The cabinet door to the freshwater pump and tank door remains open near the floor of the camper. The wet bath door is bungied open and the cabinet door in the wet bath also is open. The cabinet leading to the hot water tank is propped open too. You must know where your tanks and plumbing lie so you can figure out how to provide enough heat enough of the time to keep stuff from freezing. The vent near the floor, which routes to my black water tank area, is also open. Someday I will install another vent to the gray water tank area so I don’t have to run the cube heater electric heat against this wall so much or so often. When stopped, I use the generator (or occasionally, RV park shore power, but we don’t frequent them very often) to run the cube heater on the floor and pointed to deflect heat into various interior bays on the other size of interior walls. Heat can be applied to tanks and plumbing by opening cabinet doors, drawers or vents.

4. All windows and sky vents are covered inside the camper using aluminized “bubble wrap” insulation panels and blue masking tape. I always have plenty of blue tape around and perfer the “long term” variety of blue tape to duct tape, which is too sticky. The amount of heat loss through windows is unacceptable for human occupation in the deep of winter without the insulation panels. We also bought a thicker and better mattress for the cab-over bed and sacrificed some headroom there. Truck campers and class C cab-over beds are at a big disadvantage compared to class A motorhomes in the winter. Heat just floods out of a cab-over!

5. A small utility trailer provides more heating options (generator and additional fuel), though we often travel without it (but with our Yamaha generator stowed against the front camper bulkhead and bungied to the fold-down seat). In the coldest weather, the camper’s 40 lb propane tank is only good for two to three days, and that’s usually with a liitle supplemental electric heat from the generator. Using a small utility trailer in tow, we can carry another 80 lb propane tank and carry a week or more of BTUs (propane and generator gasoline). I found the hose and fittings require to assemble an “extension hose” (like an extension cord) for the 80 lb tank. When camped, I place the larger tank outside the camper and use the extension hose to supply the tank with propane, instead of the camper tank. I save the camper’s 40 lb tank contents for travel days, as much as possible.

6. Outdoor shower (brrrr!) Obviously we don’t use it during the cold months. I remove the shower wand and stow it, open the facets (water pump off), drain the hose, and close the facets. I’ve never had anything break in cold weather, after I started doing this simple prep, but I did lose a shower wand previously when it froze.

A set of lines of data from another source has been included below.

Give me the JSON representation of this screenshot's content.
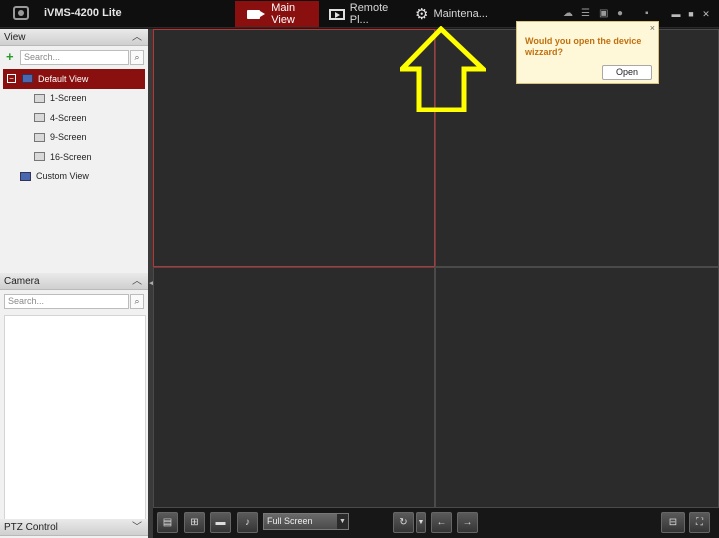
{
  "app": {
    "title": "iVMS-4200 Lite"
  },
  "tabs": [
    {
      "label": "Main View",
      "icon": "camera-icon"
    },
    {
      "label": "Remote Pl...",
      "icon": "film-icon"
    },
    {
      "label": "Maintena...",
      "icon": "gear-icon"
    }
  ],
  "view_panel": {
    "header": "View",
    "search_placeholder": "Search...",
    "tree": [
      {
        "label": "Default View",
        "selected": true
      },
      {
        "label": "1-Screen"
      },
      {
        "label": "4-Screen"
      },
      {
        "label": "9-Screen"
      },
      {
        "label": "16-Screen"
      },
      {
        "label": "Custom View"
      }
    ]
  },
  "camera_panel": {
    "header": "Camera",
    "search_placeholder": "Search..."
  },
  "ptz_panel": {
    "header": "PTZ Control"
  },
  "popup": {
    "message": "Would you open the device wizzard?",
    "open_label": "Open",
    "close_label": "×"
  },
  "bottom_toolbar": {
    "fullscreen_label": "Full Screen"
  },
  "colors": {
    "accent": "#8a1010",
    "popup_bg": "#fff8d8",
    "popup_text": "#c07010",
    "annotation": "#ffff00"
  }
}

7. I installed a block heater in our Ram Cummins diesel truck engine. I use the generator for pre-heat days!

I might be forgetting a few things so maybe I’ll update this post later but I hope the above is useful to you.

July 30, 2016at11:19 am, J. Gilbert said:

Really like these specific how to details on kitchen practices. I look forward to your contributions and don’t know how I missed this one earlier. Talk to me about the paper plates. Seems a stack of plates would take up a lot of room.

Comments are closed.

Back to top